In addition, two Thai cruisers, Sea Trans and Andaman
Princess, are planning to expand their route into Burmese
territorial waters to attract more tourists into this region. 
Pornrat Tanpaiboon, Sea Trans Travel managing director,
said her company will launch the new service at Ranong
coastal area and target mainly high - class tourists.

After a series of border conflicts, however, Thai Burmese
relationship has reached one of its lowest points.  Burma
closed the Ranong-Victoria Point (Kawthaung) border
crossing on 10 August following allegations that Burmese
fishermen were killed on a Thai trawler off the Ranong coast. 
Initially, the Thai official and business community were
hopeful that the tough measures by the Burmese government
were restricted only to the northern region.  While a travel ban
has been in effect between Mae Sai in Chiang Rai Province
and Tachilek, and between Tak's Mae Sod and Myawaddy
for several months already, it seemed to be business as usual
at the last remaining crossing between Ranong and
Kawthaung, which serves the multi - million-dollar fishing
and tourism industries and bilateral trade.  But now, the
indefinite closure of the three official checkpoints virtually
seal off the 2,300 km Thai - Burmese frontier, and business
and trade face an uncertain future.


Edited from an article by Steve Ross 
(The Nation 13/08/95)

A big real estate boom is about to hit Ranong.  Some of the
land plots we looked at had gone up in value between 300
and 1,000 per cent over the past two years.  The reason for
this rampant inflation is a casino currently being built by a
Thai company on a small island off Victoria Point (the
Andaman Club), though anyone connected with the project, if
you can get them to talk at all, will say that's not a casino; just
a typical 200-room resort, with a pool, massage parlour,
karaoke lounge, duty-free shop and games room.  The room
will have 200 slot machines, 50 blackjack tables, 30 baccarat
tables, 20 roulette wheels and high-resolution video cameras
mounted behind one-way glass panels in the ceiling - but that
doesn't necessarily make the place a casino.

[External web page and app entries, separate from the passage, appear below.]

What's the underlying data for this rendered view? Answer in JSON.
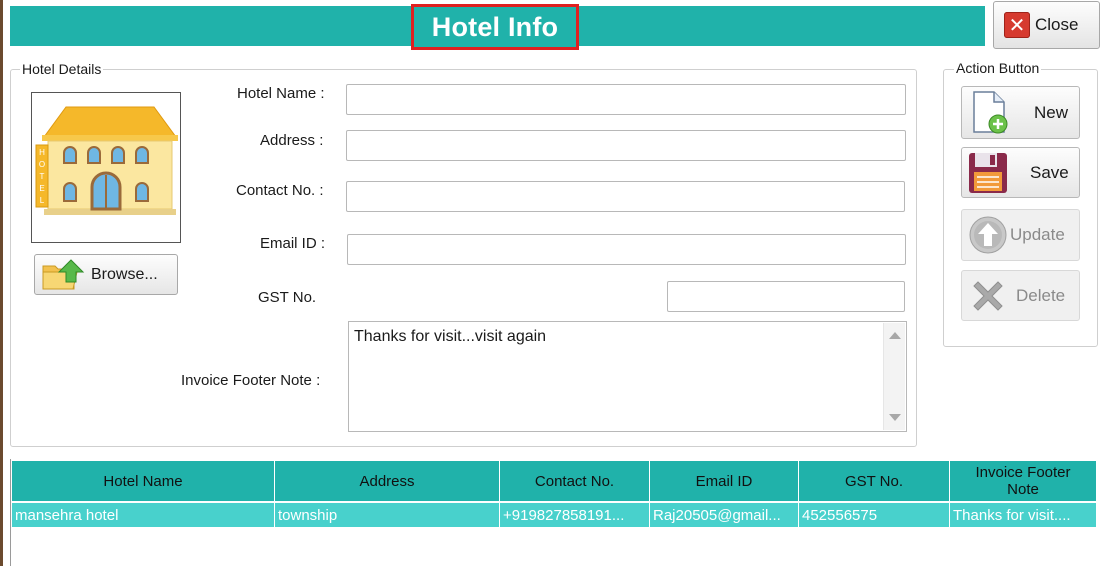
{
  "window": {
    "title": "Hotel Info",
    "close_label": "Close"
  },
  "hotel_details": {
    "legend": "Hotel Details",
    "browse_label": "Browse...",
    "labels": {
      "hotel_name": "Hotel Name :",
      "address": "Address :",
      "contact_no": "Contact No. :",
      "email_id": "Email ID :",
      "gst_no": "GST No.",
      "invoice_footer_note": "Invoice Footer Note :"
    },
    "values": {
      "hotel_name": "",
      "address": "",
      "contact_no": "",
      "email_id": "",
      "gst_no": "",
      "invoice_footer_note": "Thanks for visit...visit again"
    }
  },
  "actions": {
    "legend": "Action Button",
    "new_label": "New",
    "save_label": "Save",
    "update_label": "Update",
    "delete_label": "Delete"
  },
  "grid": {
    "columns": [
      "Hotel Name",
      "Address",
      "Contact No.",
      "Email ID",
      "GST No.",
      "Invoice Footer Note"
    ],
    "rows": [
      {
        "hotel_name": "mansehra hotel",
        "address": "township",
        "contact_no": "+919827858191...",
        "email_id": "Raj20505@gmail...",
        "gst_no": "452556575",
        "invoice_footer_note": "Thanks for visit...."
      }
    ]
  },
  "colors": {
    "header_teal": "#20b2aa",
    "selected_row": "#48d1cc",
    "title_border": "#e02020"
  }
}
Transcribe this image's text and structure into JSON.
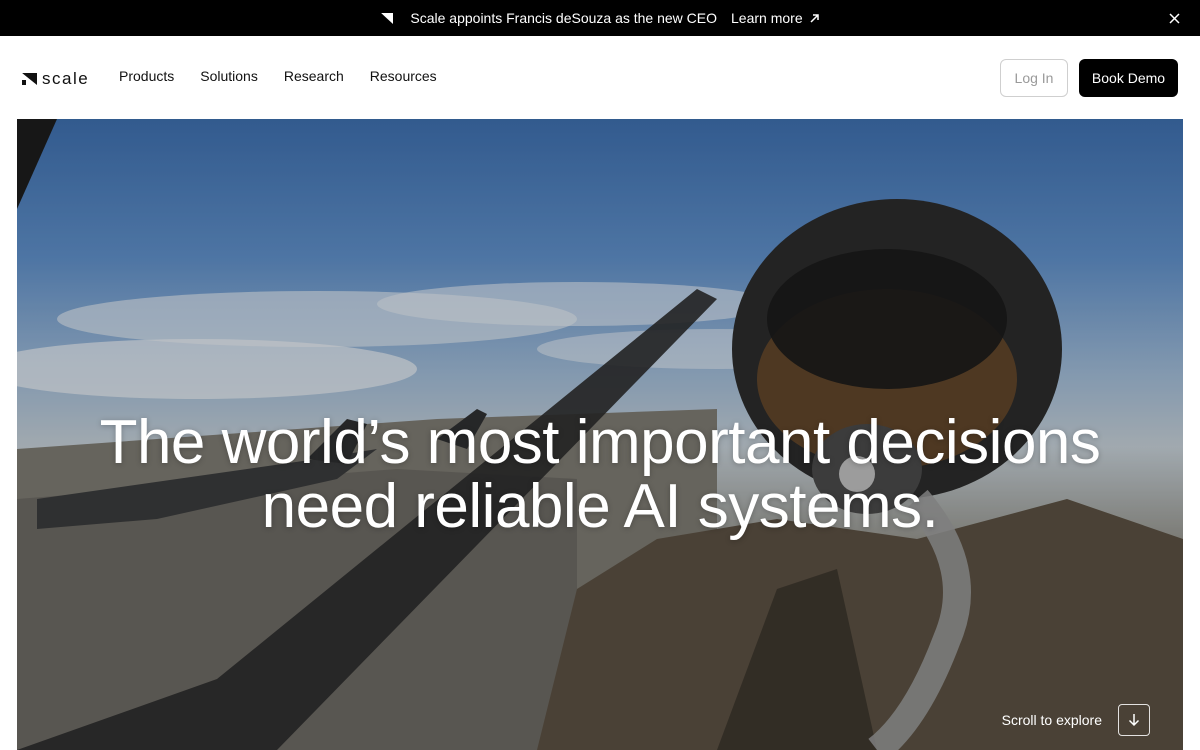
{
  "announcement": {
    "text": "Scale appoints Francis deSouza as the new CEO",
    "link_label": "Learn more",
    "icons": {
      "brand": "scale-logo-icon",
      "link": "arrow-up-right-icon",
      "close": "close-icon"
    }
  },
  "nav": {
    "brand_name": "scale",
    "links": [
      "Products",
      "Solutions",
      "Research",
      "Resources"
    ],
    "login_label": "Log In",
    "demo_label": "Book Demo"
  },
  "hero": {
    "headline_line1": "The world’s most important decisions",
    "headline_line2": "need reliable AI systems.",
    "scroll_label": "Scroll to explore",
    "scroll_icon": "arrow-down-icon"
  },
  "colors": {
    "announcement_bg": "#000000",
    "demo_button_bg": "#000000",
    "login_text": "#9a9a9a",
    "hero_text": "#ffffff"
  }
}
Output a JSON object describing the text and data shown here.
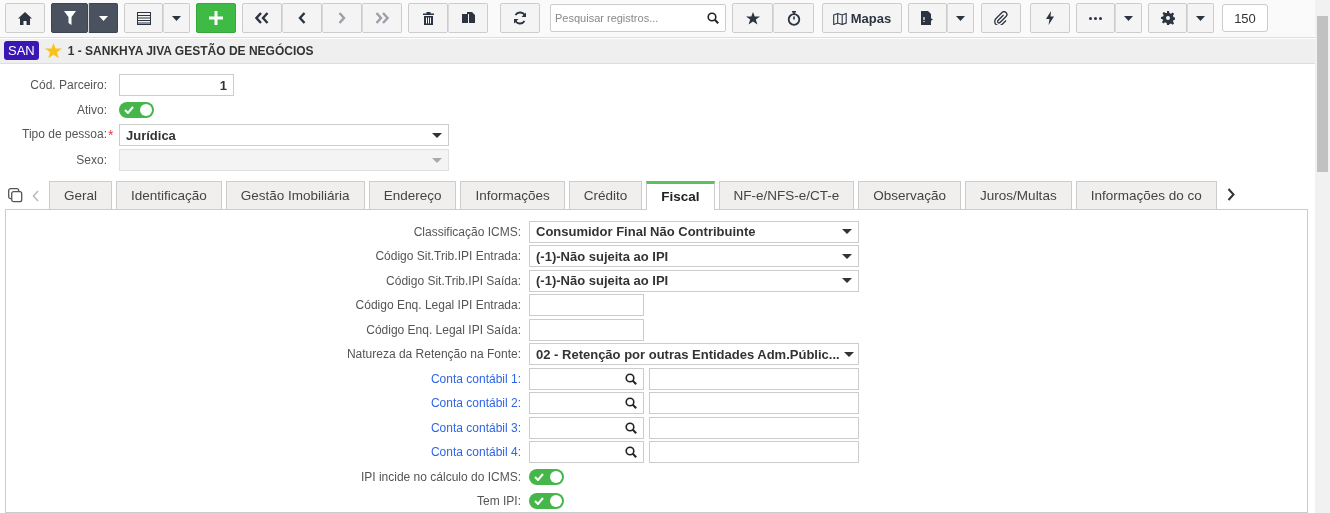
{
  "toolbar": {
    "search": {
      "placeholder": "Pesquisar registros..."
    },
    "maps_button": "Mapas",
    "page_size": "150"
  },
  "title_bar": {
    "badge": "SAN",
    "favorite": true,
    "title": "1 - SANKHYA JIVA GESTÃO DE NEGÓCIOS"
  },
  "header_fields": [
    {
      "kind": "text",
      "label": "Cód. Parceiro:",
      "value": "1"
    },
    {
      "kind": "toggle",
      "label": "Ativo:",
      "on": true
    },
    {
      "kind": "select",
      "label": "Tipo de pessoa:",
      "required_mark": "*",
      "value": "Jurídica",
      "disabled": false
    },
    {
      "kind": "select",
      "label": "Sexo:",
      "disabled": true
    }
  ],
  "tabs": [
    {
      "label": "Geral",
      "selected": false
    },
    {
      "label": "Identificação",
      "selected": false
    },
    {
      "label": "Gestão Imobiliária",
      "selected": false
    },
    {
      "label": "Endereço",
      "selected": false
    },
    {
      "label": "Informações",
      "selected": false
    },
    {
      "label": "Crédito",
      "selected": false
    },
    {
      "label": "Fiscal",
      "selected": true
    },
    {
      "label": "NF-e/NFS-e/CT-e",
      "selected": false
    },
    {
      "label": "Observação",
      "selected": false
    },
    {
      "label": "Juros/Multas",
      "selected": false
    },
    {
      "label": "Informações do co",
      "selected": false
    }
  ],
  "fiscal_fields": [
    {
      "kind": "select",
      "label": "Classificação ICMS:",
      "value": "Consumidor Final Não Contribuinte"
    },
    {
      "kind": "select",
      "label": "Código Sit.Trib.IPI Entrada:",
      "value": "(-1)-Não sujeita ao IPI"
    },
    {
      "kind": "select",
      "label": "Código Sit.Trib.IPI Saída:",
      "value": "(-1)-Não sujeita ao IPI"
    },
    {
      "kind": "text",
      "label": "Código Enq. Legal IPI Entrada:"
    },
    {
      "kind": "text",
      "label": "Código Enq. Legal IPI Saída:"
    },
    {
      "kind": "select",
      "label": "Natureza da Retenção na Fonte:",
      "value": "02 - Retenção por outras Entidades Adm.Públic..."
    },
    {
      "kind": "lookup",
      "label": "Conta contábil 1:"
    },
    {
      "kind": "lookup",
      "label": "Conta contábil 2:"
    },
    {
      "kind": "lookup",
      "label": "Conta contábil 3:"
    },
    {
      "kind": "lookup",
      "label": "Conta contábil 4:"
    },
    {
      "kind": "toggle",
      "label": "IPI incide no cálculo do ICMS:",
      "on": true
    },
    {
      "kind": "toggle",
      "label": "Tem IPI:",
      "on": true
    }
  ]
}
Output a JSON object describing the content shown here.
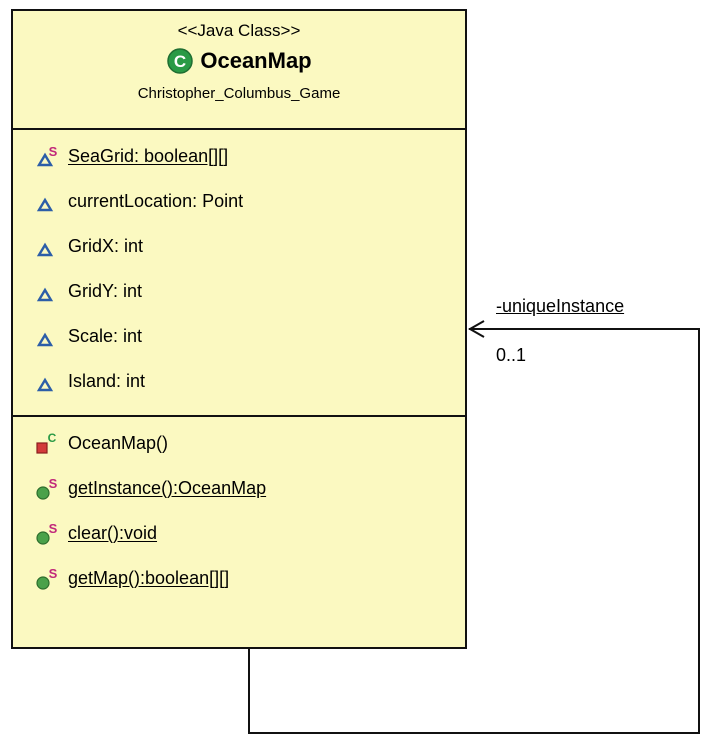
{
  "class": {
    "stereotype": "<<Java Class>>",
    "name": "OceanMap",
    "package": "Christopher_Columbus_Game"
  },
  "attributes": [
    {
      "text": "SeaGrid: boolean[][]",
      "static": true
    },
    {
      "text": "currentLocation: Point",
      "static": false
    },
    {
      "text": "GridX: int",
      "static": false
    },
    {
      "text": "GridY: int",
      "static": false
    },
    {
      "text": "Scale: int",
      "static": false
    },
    {
      "text": "Island: int",
      "static": false
    }
  ],
  "operations": [
    {
      "text": "OceanMap()",
      "static": false,
      "kind": "constructor"
    },
    {
      "text": "getInstance():OceanMap",
      "static": true,
      "kind": "method"
    },
    {
      "text": "clear():void",
      "static": true,
      "kind": "method"
    },
    {
      "text": "getMap():boolean[][]",
      "static": true,
      "kind": "method"
    }
  ],
  "association": {
    "role": "-uniqueInstance",
    "multiplicity": "0..1"
  },
  "icons": {
    "class": "class-icon",
    "attribute": "package-field-icon",
    "constructor": "private-constructor-icon",
    "method": "public-method-icon",
    "static_marker": "S",
    "constructor_marker": "C"
  },
  "colors": {
    "class_fill": "#fbf9c1",
    "class_icon": "#2a9a45",
    "field_icon": "#2c5ea8",
    "constructor_icon": "#d33a3a",
    "method_icon": "#4aa14a",
    "static_marker": "#c1287a"
  }
}
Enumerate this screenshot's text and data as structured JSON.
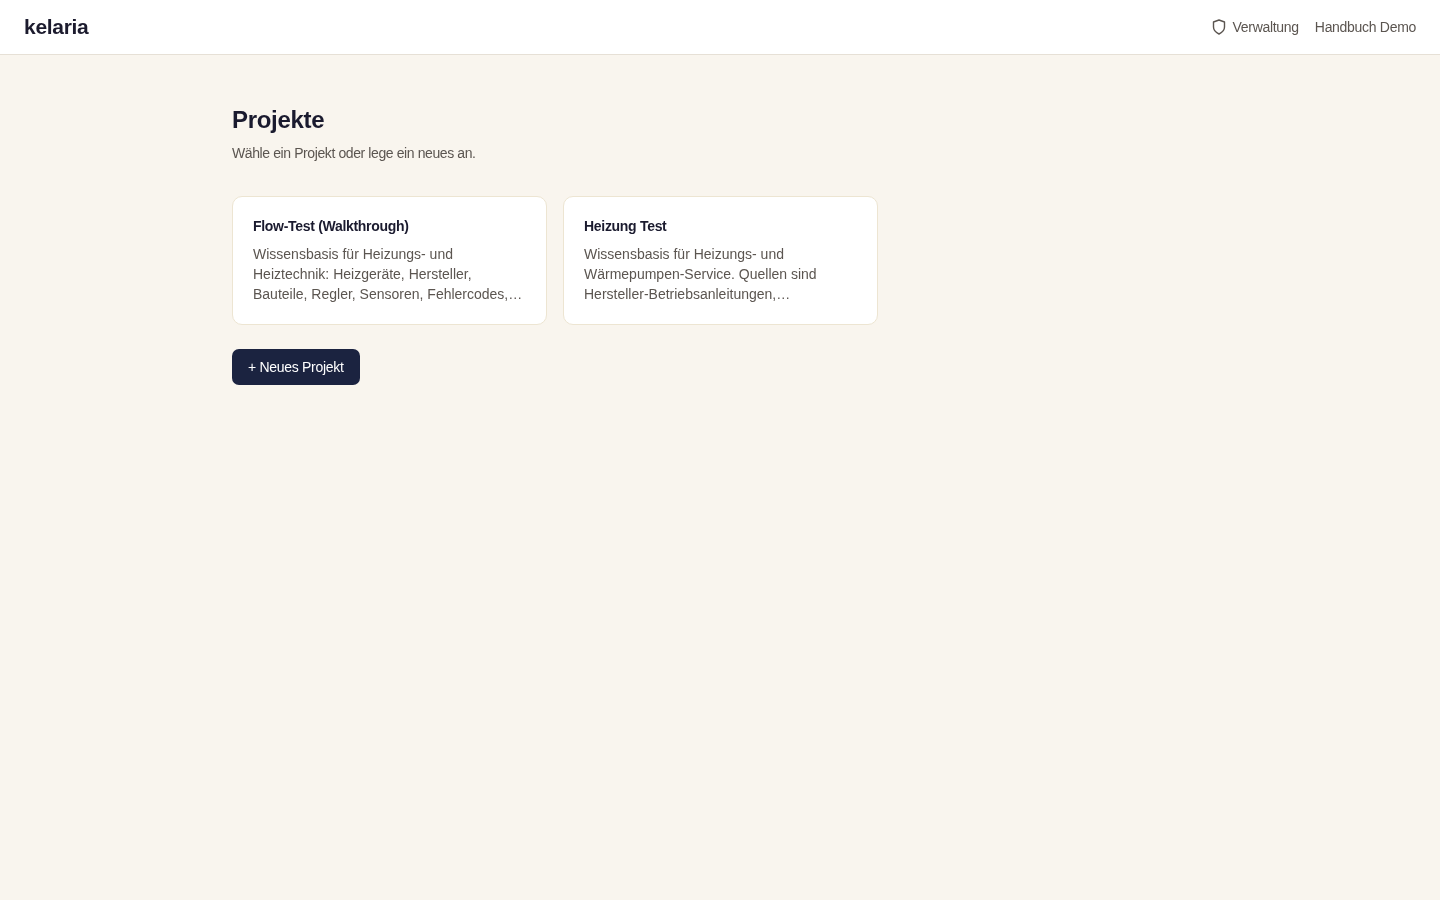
{
  "header": {
    "logo": "kelaria",
    "nav": [
      {
        "kind": "iconlink",
        "label": "Verwaltung"
      },
      {
        "kind": "plain",
        "label": "Handbuch Demo"
      }
    ]
  },
  "page": {
    "title": "Projekte",
    "subtitle": "Wähle ein Projekt oder lege ein neues an."
  },
  "projects": [
    {
      "title": "Flow-Test (Walkthrough)",
      "description": "Wissensbasis für Heizungs- und Heiztechnik: Heizgeräte, Hersteller, Bauteile, Regler, Sensoren, Fehlercodes,…"
    },
    {
      "title": "Heizung Test",
      "description": "Wissensbasis für Heizungs- und Wärmepumpen-Service. Quellen sind Hersteller-Betriebsanleitungen,…"
    }
  ],
  "new_project_button": "+ Neues Projekt"
}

         I don't know why they're being so secretive about it.  Thai law
prohibits gambling, sure, but the casino is being built on
Burmese soil so the law is moot.  And anyway, that law is to
keep the day labourers from blowing their babies' milk money
on games of Black Frog/ Red Frog; it was never meant to
stifle the natural gaming instincts of the power elite.

But the optimism that is fueling the land boom in Ranong is, I
think, misplaced.  The punters will arrive at the new Ranong
Airport and be whisked via the casino's own vans directly to
the casinos own pier, where the casino's own boats will take
them to the casino's island.  The high rollers will come direct
from Phuket by helicopter to the roof of the casino and not
even pass over Ranong long enough to spit on it.

All unskilled labour: gardeners, porters, security, etc.... will
be Burmese, since they will work twice as hard for one third
the money of a Thai.  The semiskilled labourers; waiters, bell-hops, room maids, etc. ... will be recruited directly from the
hotels on Phuket.  The managers will be farang (Westerners)
or Bangkok Sino/Thai.  The dealers and croupiers will all be

I once spent 13 weeks shooting a movie in and around casinos
of Atlantic City, New Jersey (USA).  Inside the casinos and
along The Broadway it was a handsome town, all chrome and
glass and misty Atlantic surf.  But behind Casino Row, to
keep the punters at the tables, the Mafia had bought out or
burned out every other business in the city.

I don't think that it will ever go that far in Ranong.  There will
probably be about a 100 or so happy workers employed
driving the airport vans or the ferry boats to take the gambling
tourists to their


[Voice of the Peacock  2/3, 1995; TI: 3/20, 1995)
FOR decades, the Burmese military dictatorship has been
waging a war against the many ethnic peoples in the country. 
But last May Lt-Gen Maung Thint, the Minister of Ethnic
Affairs and Border Area Programme, proposed at a SLORC
meeting to construct ethnic villages near Syriam Bridge
(Than Hlyin) as a tourist attraction for "Visit Myanmar
Year".  He indicated the villages would be decorated
according to the habit and culture of the ethnic groups, and
some ethnic people would be forced to live there like in a
"human zoo."